In chapter thirteen of Harry Potter and the Sorcerer’s Stone, after a lot of looking (they really needed the internet), the Trio discovers who Nicolas Flamel is—the creator of the Sorcerer’s Stone. Through this knowledge, they decide this stone must be the object Fluffy is guarding below the trapdoor. They also understand why someone (they suspect Snape) would want to steal it.
But this part of the story is based on a real legend! Today, we’re going to dive into the story of Nicolas Flamel and how his name has found its way into stories we know and love (like this one).
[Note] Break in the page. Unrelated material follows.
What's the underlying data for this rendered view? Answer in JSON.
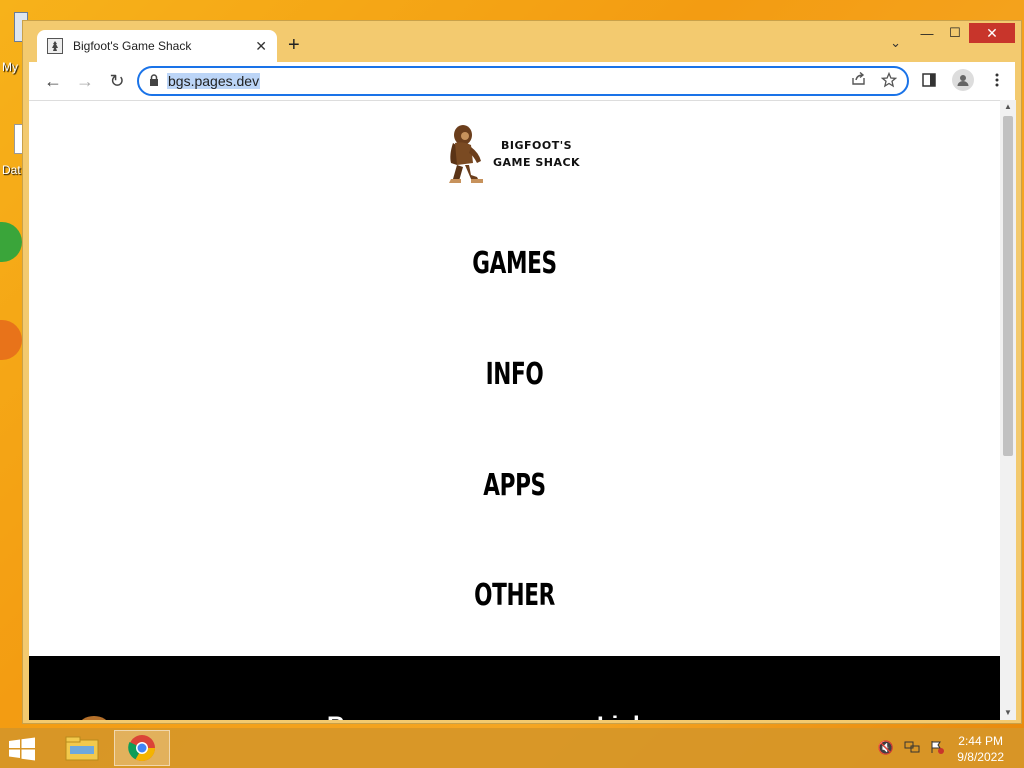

First, who was the real Nicolas Flamel?
He was a French bookseller and notary who lived in Paris during the fourteenth and early fifteenth centuries. His fame with the supposed “Philosopher’s Stone” was actually posthumous, when someone attributed a book to him after his death which claimed he’d discovered the Philosopher’s Stone, a substance that can turn common metals into gold and produces the Elixir of Life. This “elixir” could heal sickness and make the drinker immortal. As the story goes, he came across an old original copy of an ancient, magical book he was able to decipher, which is where he learned the secret.
Now, is this true? Probably not. But there are some interesting details that fuel the mystery. Flamel came into some wealth around the time this book was written, and apparently, there have been “sightings” of Flamel and his wife Perenelle since their supposed deaths. Additionally, some treasure hunters accidentally dug up his grave, and guess what? EMPTY.
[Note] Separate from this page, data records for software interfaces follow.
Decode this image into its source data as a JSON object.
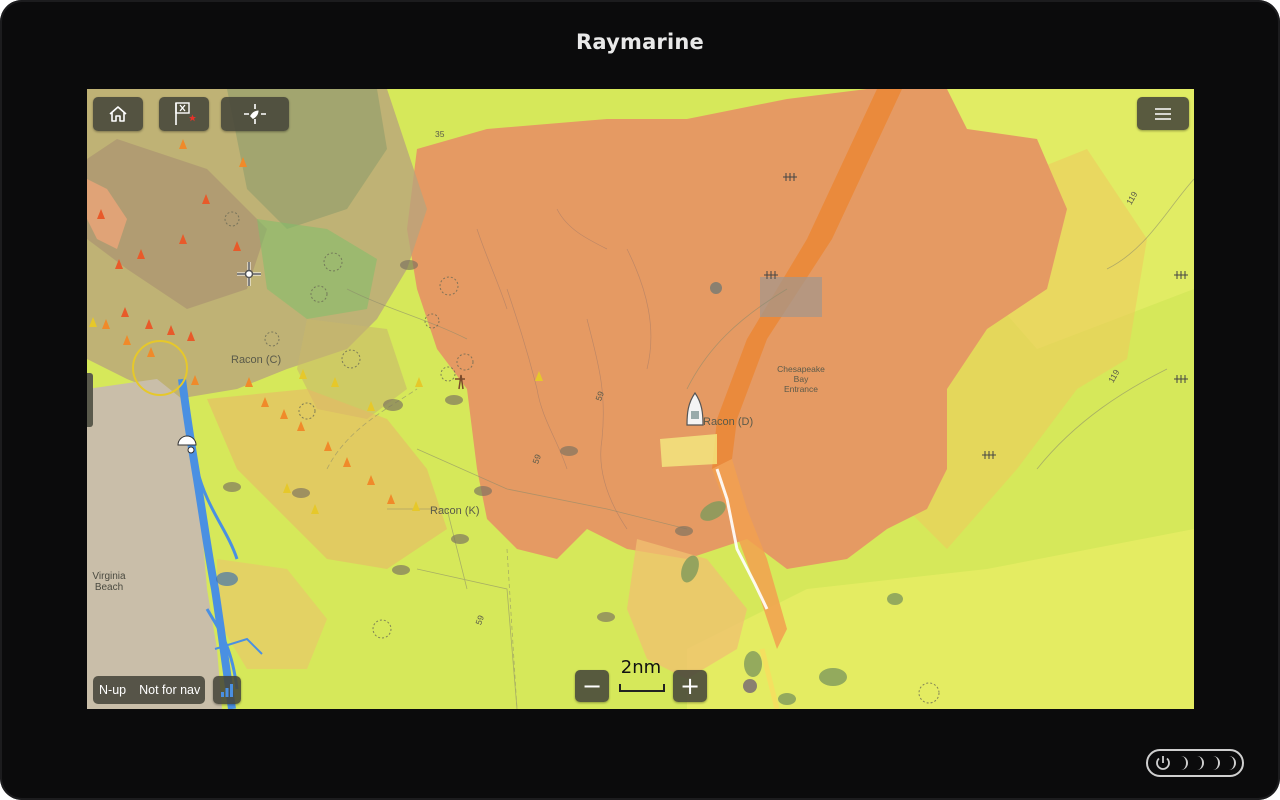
{
  "device": {
    "brand": "Raymarine"
  },
  "toolbar": {
    "home_icon": "home-icon",
    "waypoint_icon": "waypoint-flag-icon",
    "find_ship_icon": "find-ship-icon",
    "menu_icon": "hamburger-menu-icon"
  },
  "map": {
    "labels": {
      "racon_c": "Racon (C)",
      "racon_d": "Racon (D)",
      "racon_k": "Racon (K)",
      "chesapeake": [
        "Chesapeake",
        "Bay",
        "Entrance"
      ],
      "virginia_beach": [
        "Virginia",
        "Beach"
      ],
      "depth_35": "35",
      "depth_59a": "59",
      "depth_59b": "59",
      "depth_59c": "59",
      "depth_119a": "119",
      "depth_119b": "119"
    }
  },
  "status": {
    "orientation": "N-up",
    "disclaimer": "Not for nav"
  },
  "zoom": {
    "scale": "2nm",
    "minus": "−",
    "plus": "+"
  },
  "colors": {
    "sea_yellow": "#d6e85a",
    "heat_orange": "#e59a63",
    "heat_dark_orange": "#ea8a3c",
    "land": "#c9bea9",
    "water_blue": "#4a90e2"
  }
}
In all seriousness, it’s just a funny story, but I was surprised about how widespread it was! Because of this story about Flamel and the stone, people actually began searching for it, such as Roger Boyle (the father of modern chemistry) and Sir Isaac Newton. Interestingly enough, as alchemists experimented on different elements trying to discover which one was the mysterious “Philosopher’s Stone,” many scientific discoveries were made—but not the Philosopher’s Stone. The stone was said to be a common substance, found everywhere but unrecognized and unappreciated.
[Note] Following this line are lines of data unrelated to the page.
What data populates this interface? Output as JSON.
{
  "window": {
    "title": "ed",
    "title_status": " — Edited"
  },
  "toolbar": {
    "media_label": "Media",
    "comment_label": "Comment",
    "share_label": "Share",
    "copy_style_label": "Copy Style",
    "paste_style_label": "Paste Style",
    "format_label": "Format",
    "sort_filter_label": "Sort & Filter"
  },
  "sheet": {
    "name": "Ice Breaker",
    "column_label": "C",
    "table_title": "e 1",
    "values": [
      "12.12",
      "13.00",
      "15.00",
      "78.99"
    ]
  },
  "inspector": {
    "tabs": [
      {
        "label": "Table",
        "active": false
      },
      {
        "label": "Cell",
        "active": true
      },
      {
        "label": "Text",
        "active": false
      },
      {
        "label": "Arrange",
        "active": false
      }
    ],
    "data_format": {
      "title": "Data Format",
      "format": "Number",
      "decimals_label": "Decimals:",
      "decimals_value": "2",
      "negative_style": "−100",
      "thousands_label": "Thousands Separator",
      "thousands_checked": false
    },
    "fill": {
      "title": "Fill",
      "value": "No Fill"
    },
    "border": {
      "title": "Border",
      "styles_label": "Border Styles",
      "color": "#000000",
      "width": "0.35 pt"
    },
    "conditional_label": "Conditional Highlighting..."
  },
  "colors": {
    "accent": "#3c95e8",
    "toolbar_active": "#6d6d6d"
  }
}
Nicolas Flamel’s fame extended into literature, too, such as in The Hunchback of Notre Dame and Harry Potter… as we’ve seen.
The stone itself has appeared in writing, too. Besides Harry Potter, I read The Alchemist, which was an allegorical novel about a boy seeking his Personal Legend. If I remember correctly, the stone was mentioned in this book, too.
All in all, a very interesting background for our tale! We all know J.K. Rowling did a lot of research and worked to include real legends in the books, and this is one of them! In an article on Wizarding World, she discusses a very vivid dream she had about Nicolas Flamel as she wrote this book. She dreamed she was watching him make the Philosopher’s Stone.
In the first Harry Potter book, this very stone is residing in Hogwarts School of Witchcraft and Wizardry under Dumbledore’s supervision—fitting. And Nicolas Flamel has made his way into the Fantastic Beasts and Where to Find Them movies! He lives in Paris, which fits his historical background. In real life, there are streets in Paris named after him and his wife, and one of his houses still stands, too, with a restaurant on the bottom floor!
The more you know! Harry, Ron, and Hermione are afraid this famous stone will be stolen soon, believing Snape has figured out how to get past every defense in place except for Quirrell’s.
Little do they know…
There you have it, folks! A little bit of information about Nicolas Flamel and the Philosopher’s Stone. I hope you enjoyed the article today, and don’t forget to watch the YouTube video! Also, follow me on social media to keep up with all the latest Muggles and Mocha news.
Next week, we’ll be breaking down chapter fifteen and traveling into the Forbidden Forest. We’re also analyzing the idea of “fate” and a funny response from the centaurs: “Mars is bright tonight.” But there may be more to this thought than meets the eye…
See you next time, Muggles. Have a great week!
Disclaimer: I do not own any element of the Harry Potter series.